The internet of clothes might soon be a reality, if a deal announced today (Apr. 18) between Avery Dennison, a major manufacturer of apparel and footwear care-labels, and Evrythng, a London internet of things startup, succeeds. The partnership will result in 10 billion items of clothing getting connected to the internet, the companies say.
Avery Dennison will attach special labels, sometimes including sensors, to clothes when they’re manufactured. The firm counts Nike, Under Armor, Hugo Boss, and others among its clients. These labels function as unique identifiers for each piece of clothing, and the data is stored in a platform developed by Evrythng.
The companies won’t say what brands have signed up to use this technology, nor the value of the deal. But they say brands will likely use the platform for things like loyalty programs at the start, and to expect the first examples to hit the shops in about two months. Avery Dennison says sportswear brands are the most likely to give the tech a try, a reasonable assertion given Nike’s planned smart sneaker, and fashion’s increasingly tight embrace of wearable technologies. “We’re noticing sports brands engaging consumers with technology more and more,” says Deon Stander, a vice president at Avery Dennison.
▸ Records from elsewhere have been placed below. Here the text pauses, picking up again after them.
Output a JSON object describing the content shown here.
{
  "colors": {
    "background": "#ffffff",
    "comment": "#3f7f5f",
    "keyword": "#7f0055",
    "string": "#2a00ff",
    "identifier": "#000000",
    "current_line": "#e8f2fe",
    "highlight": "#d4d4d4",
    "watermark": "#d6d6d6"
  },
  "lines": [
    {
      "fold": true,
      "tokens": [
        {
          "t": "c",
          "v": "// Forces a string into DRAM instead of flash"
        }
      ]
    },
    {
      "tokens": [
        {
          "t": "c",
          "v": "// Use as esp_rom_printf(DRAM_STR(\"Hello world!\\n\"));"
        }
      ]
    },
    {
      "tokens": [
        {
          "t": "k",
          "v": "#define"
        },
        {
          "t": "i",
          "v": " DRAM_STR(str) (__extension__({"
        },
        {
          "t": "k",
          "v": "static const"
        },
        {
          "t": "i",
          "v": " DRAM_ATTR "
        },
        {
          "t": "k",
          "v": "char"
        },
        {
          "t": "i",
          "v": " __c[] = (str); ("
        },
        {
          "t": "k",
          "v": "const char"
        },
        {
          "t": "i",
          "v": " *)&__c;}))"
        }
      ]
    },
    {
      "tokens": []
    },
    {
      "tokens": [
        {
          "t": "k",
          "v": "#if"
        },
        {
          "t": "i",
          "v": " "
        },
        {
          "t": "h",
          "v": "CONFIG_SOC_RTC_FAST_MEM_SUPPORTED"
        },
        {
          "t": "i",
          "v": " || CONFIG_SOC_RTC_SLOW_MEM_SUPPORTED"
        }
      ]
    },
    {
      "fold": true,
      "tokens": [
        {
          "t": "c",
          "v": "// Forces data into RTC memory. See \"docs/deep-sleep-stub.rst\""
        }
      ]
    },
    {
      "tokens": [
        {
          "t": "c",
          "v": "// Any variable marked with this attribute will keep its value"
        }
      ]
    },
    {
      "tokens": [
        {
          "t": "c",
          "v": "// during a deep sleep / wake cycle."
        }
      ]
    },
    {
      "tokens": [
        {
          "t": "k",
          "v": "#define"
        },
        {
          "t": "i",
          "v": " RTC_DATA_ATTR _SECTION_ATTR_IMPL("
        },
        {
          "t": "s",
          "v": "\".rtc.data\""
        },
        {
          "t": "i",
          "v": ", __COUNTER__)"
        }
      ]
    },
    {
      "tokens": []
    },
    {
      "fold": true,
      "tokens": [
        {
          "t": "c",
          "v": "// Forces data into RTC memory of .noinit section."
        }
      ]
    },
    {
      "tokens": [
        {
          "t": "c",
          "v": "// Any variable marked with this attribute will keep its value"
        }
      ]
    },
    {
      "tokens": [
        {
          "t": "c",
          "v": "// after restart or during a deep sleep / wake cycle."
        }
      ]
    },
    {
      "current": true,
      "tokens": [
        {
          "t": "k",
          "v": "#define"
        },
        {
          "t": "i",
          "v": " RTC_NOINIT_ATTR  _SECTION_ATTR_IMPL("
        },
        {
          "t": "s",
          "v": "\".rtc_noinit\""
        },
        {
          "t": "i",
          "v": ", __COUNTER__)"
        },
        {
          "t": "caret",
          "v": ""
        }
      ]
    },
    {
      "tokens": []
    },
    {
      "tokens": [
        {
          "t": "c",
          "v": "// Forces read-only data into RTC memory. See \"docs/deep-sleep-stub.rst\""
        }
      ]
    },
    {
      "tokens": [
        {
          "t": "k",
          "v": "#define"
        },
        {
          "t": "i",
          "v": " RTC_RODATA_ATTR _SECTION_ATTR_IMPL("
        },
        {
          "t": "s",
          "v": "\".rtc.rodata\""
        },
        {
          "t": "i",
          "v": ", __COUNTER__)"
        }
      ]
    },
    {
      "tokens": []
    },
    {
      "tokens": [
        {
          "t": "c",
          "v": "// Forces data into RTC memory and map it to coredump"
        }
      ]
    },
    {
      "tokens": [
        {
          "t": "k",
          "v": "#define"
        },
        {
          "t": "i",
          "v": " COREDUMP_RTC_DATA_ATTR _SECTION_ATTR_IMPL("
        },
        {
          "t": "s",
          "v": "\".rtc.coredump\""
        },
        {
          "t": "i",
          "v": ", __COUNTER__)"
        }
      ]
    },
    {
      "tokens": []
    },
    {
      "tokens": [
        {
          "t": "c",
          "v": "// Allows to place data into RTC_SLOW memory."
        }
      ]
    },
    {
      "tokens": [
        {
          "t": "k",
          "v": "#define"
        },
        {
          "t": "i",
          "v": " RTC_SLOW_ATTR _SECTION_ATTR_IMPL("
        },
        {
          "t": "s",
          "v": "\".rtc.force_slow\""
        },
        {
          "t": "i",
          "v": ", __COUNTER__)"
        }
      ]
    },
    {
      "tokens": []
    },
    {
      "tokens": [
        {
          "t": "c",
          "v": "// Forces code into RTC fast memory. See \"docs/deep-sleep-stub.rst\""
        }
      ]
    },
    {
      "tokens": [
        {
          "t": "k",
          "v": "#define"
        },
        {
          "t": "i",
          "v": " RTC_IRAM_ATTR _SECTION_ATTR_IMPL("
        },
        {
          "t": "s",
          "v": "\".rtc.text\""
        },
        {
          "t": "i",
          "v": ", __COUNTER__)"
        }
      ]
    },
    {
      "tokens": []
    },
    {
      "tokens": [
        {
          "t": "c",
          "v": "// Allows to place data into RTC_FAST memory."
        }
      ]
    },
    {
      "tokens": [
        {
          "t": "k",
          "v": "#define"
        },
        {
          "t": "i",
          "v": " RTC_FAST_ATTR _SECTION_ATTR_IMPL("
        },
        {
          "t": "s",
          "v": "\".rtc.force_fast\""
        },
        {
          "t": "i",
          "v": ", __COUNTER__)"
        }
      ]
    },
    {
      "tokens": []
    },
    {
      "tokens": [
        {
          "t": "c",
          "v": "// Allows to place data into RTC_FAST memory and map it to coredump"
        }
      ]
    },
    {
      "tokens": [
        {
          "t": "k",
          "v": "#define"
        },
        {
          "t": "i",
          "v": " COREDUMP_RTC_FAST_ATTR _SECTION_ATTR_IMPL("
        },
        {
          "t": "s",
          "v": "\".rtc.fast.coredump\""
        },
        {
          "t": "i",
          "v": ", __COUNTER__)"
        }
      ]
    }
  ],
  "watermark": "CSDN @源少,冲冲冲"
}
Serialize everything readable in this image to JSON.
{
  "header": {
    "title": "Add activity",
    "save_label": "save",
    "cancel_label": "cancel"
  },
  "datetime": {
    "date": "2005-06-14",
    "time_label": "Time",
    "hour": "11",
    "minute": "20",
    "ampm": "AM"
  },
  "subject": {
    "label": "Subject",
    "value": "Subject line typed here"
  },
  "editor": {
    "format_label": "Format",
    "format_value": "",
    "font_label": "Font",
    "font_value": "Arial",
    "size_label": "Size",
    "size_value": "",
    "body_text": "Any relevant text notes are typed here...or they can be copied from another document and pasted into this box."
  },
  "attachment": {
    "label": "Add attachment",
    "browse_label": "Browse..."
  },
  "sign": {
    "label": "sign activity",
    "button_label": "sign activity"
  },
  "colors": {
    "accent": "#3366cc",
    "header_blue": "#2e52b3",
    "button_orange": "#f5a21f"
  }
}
Applying a product label that stores some digital information isn’t new–there are already bar codes, in use since the 1960s, and more information-heavy QR codes, invented in the 1990s. Evrythng says its platform is different because of its granularity–giving an identity to each product, and not classes of products, as is common with QR codes–and because it formats the data so it can be manipulated with popular programming languages.
Evrythng stresses data privacy and security. It says brands will control what data gets accessed by whom, and that it has safeguards in place to ensure data is adequately protected. The vulnerability of the internet of things has been a hot topic among security researchers, who believe the proliferation of devices will only increase the potential for cybercrime. “The more information accessed on the web the better, but like everything else on the internet, there also has to be individual judgement calls about what’s appropriate. Not everyone wants to share everything, and that’s fine,” Hobsbawm says.